This month as a nation we pause to remember Dr Martin Luther King on what would be his 90th birthday, and we try re-educate ourselves to his dream of equality and his journey of service. Last weekend, I visited Troop 4554, Richland, specifically Niamh Berry, Anna Brehm, Kyoko Fisher, and Madison Lansing, to celebrate their Silver Award, an artistic project entitled "Helping TROT and the community." Through their creativity, artistic skills, outreach to Home Depot, and hard work over 50 hours each, they created an educational tool for a therapeutic riding program in Pasco that will help educate countless riders in the future. It was a radiant event and I celebrate the leaders including JoAnn Brehm for their support to inspire our Girl Scouts. As I drove back to Spokane, I marveled at two things that is endemic in Girl Scouts—creativity and service.
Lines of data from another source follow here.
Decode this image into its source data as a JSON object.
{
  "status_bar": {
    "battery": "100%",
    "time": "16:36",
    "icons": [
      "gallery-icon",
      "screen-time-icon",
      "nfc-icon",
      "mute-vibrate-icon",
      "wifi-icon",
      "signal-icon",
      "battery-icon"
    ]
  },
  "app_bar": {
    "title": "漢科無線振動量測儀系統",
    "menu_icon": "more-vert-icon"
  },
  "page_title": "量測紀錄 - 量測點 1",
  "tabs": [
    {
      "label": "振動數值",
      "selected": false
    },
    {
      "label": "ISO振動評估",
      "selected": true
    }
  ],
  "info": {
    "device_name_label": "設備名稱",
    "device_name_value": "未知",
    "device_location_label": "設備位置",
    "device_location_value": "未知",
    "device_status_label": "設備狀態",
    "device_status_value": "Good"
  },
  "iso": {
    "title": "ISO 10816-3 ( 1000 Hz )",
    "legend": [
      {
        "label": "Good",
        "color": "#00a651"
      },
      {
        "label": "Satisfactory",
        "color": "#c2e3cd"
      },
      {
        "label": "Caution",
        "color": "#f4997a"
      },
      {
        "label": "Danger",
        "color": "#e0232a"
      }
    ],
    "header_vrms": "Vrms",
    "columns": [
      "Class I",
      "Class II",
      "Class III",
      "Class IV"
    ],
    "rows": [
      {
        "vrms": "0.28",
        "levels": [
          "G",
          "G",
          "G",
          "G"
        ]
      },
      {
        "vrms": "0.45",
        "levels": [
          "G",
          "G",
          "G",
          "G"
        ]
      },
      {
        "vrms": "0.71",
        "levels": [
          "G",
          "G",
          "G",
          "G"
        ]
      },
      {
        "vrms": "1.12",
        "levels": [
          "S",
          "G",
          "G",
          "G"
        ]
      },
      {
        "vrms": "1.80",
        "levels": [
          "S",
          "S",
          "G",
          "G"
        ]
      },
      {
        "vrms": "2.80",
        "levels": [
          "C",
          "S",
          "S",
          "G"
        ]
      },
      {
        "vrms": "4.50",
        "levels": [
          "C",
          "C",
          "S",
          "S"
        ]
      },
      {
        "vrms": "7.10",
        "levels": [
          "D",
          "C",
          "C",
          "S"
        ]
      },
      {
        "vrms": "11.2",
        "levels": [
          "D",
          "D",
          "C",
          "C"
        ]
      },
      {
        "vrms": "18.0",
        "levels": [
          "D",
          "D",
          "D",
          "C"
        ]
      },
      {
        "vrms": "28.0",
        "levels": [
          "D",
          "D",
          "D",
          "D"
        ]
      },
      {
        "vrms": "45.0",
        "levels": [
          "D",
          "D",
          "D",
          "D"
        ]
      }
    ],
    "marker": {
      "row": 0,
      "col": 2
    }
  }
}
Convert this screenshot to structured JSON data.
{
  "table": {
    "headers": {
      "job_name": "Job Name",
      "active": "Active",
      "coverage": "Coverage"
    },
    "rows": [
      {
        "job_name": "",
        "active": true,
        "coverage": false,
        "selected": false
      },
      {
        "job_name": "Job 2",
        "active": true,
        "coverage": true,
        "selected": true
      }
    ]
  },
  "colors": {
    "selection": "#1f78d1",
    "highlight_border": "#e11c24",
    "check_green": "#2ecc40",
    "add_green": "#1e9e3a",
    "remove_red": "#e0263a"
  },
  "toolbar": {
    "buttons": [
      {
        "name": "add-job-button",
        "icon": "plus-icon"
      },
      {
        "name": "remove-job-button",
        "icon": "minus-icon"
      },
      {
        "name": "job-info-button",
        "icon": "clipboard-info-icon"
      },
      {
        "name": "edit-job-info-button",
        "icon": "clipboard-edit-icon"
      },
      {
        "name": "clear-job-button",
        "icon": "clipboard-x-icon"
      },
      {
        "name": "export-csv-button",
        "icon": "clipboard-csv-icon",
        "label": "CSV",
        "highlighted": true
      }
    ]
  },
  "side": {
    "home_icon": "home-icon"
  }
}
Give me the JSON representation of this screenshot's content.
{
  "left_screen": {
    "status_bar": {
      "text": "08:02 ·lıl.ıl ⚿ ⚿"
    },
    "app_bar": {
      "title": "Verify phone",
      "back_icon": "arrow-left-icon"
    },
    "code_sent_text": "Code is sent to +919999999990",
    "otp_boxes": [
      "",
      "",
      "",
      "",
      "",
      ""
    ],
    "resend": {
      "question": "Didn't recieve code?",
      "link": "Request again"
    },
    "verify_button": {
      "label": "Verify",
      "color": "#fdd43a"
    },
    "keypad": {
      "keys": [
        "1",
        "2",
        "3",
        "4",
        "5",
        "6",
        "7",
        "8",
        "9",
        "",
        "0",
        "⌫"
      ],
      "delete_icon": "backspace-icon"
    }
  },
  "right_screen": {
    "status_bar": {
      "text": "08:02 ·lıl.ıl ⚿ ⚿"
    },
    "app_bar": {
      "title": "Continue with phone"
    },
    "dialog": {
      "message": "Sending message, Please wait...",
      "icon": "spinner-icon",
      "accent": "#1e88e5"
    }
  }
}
First, it never happens for me to go to a Girl Scout event and not find some amazing streak of creativity. Even our bi-weekly potlucks are creative like this week staff members brought dishes that start with the initials G and S signifying Girl Scouts. Troop 4554 was no different and it was amazing to see them search out an incredible nonprofit, find a novel idea to work on and then find the resources to make it happen.
The second is our strong service drive. Even our iconic cookie season leads to so many service benefits including sending cookies overseas thus “donating” a part of Americana to those defending her. Our organization was founded on service. Juliette Gordon Low founded us in 1912 to help give girls the opportunity to learn and succeed in society. But from our earliest origins, we quickly evolved to be a service organization, not inward focused. We focus on ourselves, our Girl Scouts, only to prepare them to make our world a better place. Five years from our inception, World War I erupted for America and Girl Scouts answered the call nationally although still very nascent in our growth. Juliette called out: “You can do no greater service to your country than to help produce food and then follow by helping to save it. I have never enjoyed anything quite so much as the work in food conservation, but of course we much produce food before we can preserve it. Every Girl Scout in the country should write to me in care of the National War Garden Commission, Washington, and ask for a good garden primer. Then you should organize the troop for a garden planning campaign or join some community campaign in body. Our soldiers must have food so let each of us be a Soldier of the Soil and help win the war.” In effect, Girl Scouts were asked to help produce more food and conserve it. Our journey of service started….
Today, that service has exponentially magnified with 50 million Girl Scouts contributing to the cause of giving back. We thus have walked the same trail Dr Martin Luther King called on for all Americans. Like his novel please for nonviolence, not echoed in the 1950s Civil War Movement and his daily call for service, we are kindred movements of caring for others. Our Gold Award has evolved to be a cause to help alleviate communities problems with sustainable solutions. Juliette expected us to reach far and we have. I saw it last weekend with Troop 4554 and I see it daily with my wonderful staff and volunteers and of course our 3,500 motivated Girl Scouts.
This month as we honor and celebrate Dr King’s dream for America and his call to action, I remember two of his notable quotes. First, “The time is always right to do what is right.” For us, Girl Scouts in our law and promise follow this urgent fact. Second, “Everybody can be great...because anybody can serve…You only need a heart full of grace.” Girl Scouts is great because we serve and we certainly remember and honor the example of service Dr Martin Luther King set for all of us. We do have a heart full of grace!
--Brian Newberry, GSEWNI CEO